Record set →
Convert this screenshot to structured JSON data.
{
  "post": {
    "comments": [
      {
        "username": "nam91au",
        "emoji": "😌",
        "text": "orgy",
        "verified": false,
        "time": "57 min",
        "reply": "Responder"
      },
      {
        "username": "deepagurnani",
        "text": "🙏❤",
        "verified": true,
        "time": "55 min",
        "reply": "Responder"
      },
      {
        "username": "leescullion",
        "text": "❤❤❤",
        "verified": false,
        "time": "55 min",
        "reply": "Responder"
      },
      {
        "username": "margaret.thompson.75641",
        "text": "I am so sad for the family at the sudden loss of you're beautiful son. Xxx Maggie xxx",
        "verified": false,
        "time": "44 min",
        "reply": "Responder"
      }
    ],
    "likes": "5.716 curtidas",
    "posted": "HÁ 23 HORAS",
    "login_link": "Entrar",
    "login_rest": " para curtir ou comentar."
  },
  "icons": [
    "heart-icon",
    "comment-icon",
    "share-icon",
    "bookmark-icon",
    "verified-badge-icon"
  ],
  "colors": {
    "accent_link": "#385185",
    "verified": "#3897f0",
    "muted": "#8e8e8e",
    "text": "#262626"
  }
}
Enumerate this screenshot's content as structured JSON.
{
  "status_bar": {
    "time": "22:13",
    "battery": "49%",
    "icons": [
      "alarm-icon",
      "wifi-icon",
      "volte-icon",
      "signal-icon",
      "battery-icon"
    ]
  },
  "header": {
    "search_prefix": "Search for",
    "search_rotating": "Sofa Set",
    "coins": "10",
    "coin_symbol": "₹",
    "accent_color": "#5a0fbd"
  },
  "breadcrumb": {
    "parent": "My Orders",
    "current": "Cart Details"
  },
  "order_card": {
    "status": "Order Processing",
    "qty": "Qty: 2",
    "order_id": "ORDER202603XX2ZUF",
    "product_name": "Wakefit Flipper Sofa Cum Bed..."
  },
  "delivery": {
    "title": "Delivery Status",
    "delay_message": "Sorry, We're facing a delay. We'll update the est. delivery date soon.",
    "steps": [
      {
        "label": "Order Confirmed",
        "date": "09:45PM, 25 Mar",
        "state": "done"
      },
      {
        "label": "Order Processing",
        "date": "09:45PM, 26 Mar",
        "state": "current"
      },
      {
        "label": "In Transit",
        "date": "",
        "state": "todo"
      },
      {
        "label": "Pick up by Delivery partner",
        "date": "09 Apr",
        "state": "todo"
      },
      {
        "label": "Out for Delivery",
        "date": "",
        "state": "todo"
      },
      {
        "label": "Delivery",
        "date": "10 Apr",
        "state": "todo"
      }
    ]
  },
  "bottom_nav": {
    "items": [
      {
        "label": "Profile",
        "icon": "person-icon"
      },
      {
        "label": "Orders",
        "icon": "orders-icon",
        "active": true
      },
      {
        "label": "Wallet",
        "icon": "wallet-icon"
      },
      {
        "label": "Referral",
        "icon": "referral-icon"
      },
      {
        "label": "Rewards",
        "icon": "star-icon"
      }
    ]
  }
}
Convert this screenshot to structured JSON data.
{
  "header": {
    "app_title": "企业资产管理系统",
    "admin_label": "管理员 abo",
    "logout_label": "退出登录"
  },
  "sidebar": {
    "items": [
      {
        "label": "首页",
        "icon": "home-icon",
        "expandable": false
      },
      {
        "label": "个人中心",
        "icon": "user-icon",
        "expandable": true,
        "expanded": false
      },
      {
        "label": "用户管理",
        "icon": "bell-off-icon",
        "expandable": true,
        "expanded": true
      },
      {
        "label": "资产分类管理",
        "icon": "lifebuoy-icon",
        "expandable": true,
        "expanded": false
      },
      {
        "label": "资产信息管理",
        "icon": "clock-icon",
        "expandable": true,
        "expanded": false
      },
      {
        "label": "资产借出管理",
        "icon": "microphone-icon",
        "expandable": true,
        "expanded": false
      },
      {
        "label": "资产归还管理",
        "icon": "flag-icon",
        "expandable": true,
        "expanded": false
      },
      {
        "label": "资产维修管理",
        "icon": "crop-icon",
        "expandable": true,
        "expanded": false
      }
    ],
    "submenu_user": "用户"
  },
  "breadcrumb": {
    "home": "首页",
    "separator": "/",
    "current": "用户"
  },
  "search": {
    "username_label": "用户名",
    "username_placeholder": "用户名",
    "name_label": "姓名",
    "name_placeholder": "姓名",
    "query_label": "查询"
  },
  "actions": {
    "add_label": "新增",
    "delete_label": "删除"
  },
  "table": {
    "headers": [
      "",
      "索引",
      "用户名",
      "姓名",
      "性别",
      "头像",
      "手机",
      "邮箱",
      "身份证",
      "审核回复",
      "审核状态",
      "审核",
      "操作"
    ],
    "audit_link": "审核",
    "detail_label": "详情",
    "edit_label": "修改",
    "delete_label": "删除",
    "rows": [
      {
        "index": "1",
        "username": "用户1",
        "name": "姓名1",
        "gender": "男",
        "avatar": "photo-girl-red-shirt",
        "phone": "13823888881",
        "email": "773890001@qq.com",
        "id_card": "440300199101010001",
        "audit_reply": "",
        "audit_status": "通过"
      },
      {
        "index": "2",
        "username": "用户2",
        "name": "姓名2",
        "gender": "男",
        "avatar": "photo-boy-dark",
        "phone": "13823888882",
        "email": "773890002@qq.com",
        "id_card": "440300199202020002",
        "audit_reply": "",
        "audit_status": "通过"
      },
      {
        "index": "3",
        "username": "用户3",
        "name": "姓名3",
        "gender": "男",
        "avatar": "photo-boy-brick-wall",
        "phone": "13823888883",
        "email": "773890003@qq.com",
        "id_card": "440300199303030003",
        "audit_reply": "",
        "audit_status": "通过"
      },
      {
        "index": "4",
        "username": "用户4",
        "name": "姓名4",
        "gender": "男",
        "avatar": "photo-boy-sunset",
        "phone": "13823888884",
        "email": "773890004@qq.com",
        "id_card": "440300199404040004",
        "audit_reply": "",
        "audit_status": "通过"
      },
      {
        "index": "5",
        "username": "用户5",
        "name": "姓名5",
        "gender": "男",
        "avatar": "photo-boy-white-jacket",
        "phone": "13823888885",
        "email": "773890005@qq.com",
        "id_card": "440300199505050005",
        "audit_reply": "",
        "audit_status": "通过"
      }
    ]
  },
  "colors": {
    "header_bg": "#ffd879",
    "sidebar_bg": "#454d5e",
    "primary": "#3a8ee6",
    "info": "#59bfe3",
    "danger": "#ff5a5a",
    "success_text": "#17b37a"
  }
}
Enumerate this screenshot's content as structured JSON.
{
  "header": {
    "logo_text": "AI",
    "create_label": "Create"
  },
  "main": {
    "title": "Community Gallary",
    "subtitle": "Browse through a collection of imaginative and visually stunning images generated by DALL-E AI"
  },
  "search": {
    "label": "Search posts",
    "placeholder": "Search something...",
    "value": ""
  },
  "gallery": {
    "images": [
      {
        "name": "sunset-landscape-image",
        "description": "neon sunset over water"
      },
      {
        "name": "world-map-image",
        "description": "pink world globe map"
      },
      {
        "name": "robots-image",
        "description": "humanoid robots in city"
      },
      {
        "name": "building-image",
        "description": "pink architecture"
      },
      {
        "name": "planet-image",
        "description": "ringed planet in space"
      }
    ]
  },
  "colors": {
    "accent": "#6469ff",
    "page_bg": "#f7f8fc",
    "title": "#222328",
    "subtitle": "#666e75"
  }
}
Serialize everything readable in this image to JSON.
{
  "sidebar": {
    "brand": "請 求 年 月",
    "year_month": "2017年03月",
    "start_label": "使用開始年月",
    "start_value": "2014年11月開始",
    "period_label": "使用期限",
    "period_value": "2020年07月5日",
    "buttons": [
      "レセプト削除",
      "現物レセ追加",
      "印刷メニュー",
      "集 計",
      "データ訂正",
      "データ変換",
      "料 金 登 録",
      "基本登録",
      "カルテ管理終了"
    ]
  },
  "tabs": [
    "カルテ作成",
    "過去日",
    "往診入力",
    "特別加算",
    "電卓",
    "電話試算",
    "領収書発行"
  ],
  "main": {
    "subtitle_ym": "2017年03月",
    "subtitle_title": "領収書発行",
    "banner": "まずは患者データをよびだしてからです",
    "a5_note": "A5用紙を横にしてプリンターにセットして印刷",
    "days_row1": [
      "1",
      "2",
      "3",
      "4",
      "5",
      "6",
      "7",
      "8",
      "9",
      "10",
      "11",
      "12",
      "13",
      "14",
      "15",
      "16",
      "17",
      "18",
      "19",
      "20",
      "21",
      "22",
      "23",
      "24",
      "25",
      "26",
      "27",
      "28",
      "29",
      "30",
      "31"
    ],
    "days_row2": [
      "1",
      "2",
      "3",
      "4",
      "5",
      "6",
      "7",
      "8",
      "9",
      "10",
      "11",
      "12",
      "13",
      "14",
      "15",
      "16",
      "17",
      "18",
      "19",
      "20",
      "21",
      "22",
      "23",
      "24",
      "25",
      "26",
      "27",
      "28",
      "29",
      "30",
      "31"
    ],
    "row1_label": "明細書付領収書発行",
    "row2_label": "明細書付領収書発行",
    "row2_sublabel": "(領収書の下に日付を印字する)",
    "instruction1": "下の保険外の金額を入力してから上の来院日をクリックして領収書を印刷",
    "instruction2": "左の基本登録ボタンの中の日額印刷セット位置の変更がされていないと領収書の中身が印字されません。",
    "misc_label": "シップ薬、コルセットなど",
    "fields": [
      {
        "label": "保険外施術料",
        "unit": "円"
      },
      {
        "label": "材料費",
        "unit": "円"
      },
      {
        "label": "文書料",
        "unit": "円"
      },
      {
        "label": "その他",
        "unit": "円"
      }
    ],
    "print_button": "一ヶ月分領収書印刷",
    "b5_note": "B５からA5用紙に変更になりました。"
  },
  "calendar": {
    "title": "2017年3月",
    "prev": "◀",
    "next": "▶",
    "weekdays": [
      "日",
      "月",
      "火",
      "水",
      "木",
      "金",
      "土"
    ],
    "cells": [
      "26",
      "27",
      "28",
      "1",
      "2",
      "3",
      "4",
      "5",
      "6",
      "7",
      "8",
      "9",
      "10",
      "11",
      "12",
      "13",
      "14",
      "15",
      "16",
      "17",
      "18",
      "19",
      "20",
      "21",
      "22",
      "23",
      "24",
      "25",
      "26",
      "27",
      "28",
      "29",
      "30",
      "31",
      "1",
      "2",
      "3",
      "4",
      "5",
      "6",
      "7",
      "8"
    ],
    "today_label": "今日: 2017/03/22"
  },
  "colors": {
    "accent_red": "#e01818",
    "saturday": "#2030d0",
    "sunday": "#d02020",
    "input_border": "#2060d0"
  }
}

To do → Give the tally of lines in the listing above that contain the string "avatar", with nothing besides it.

Completed exercise → 5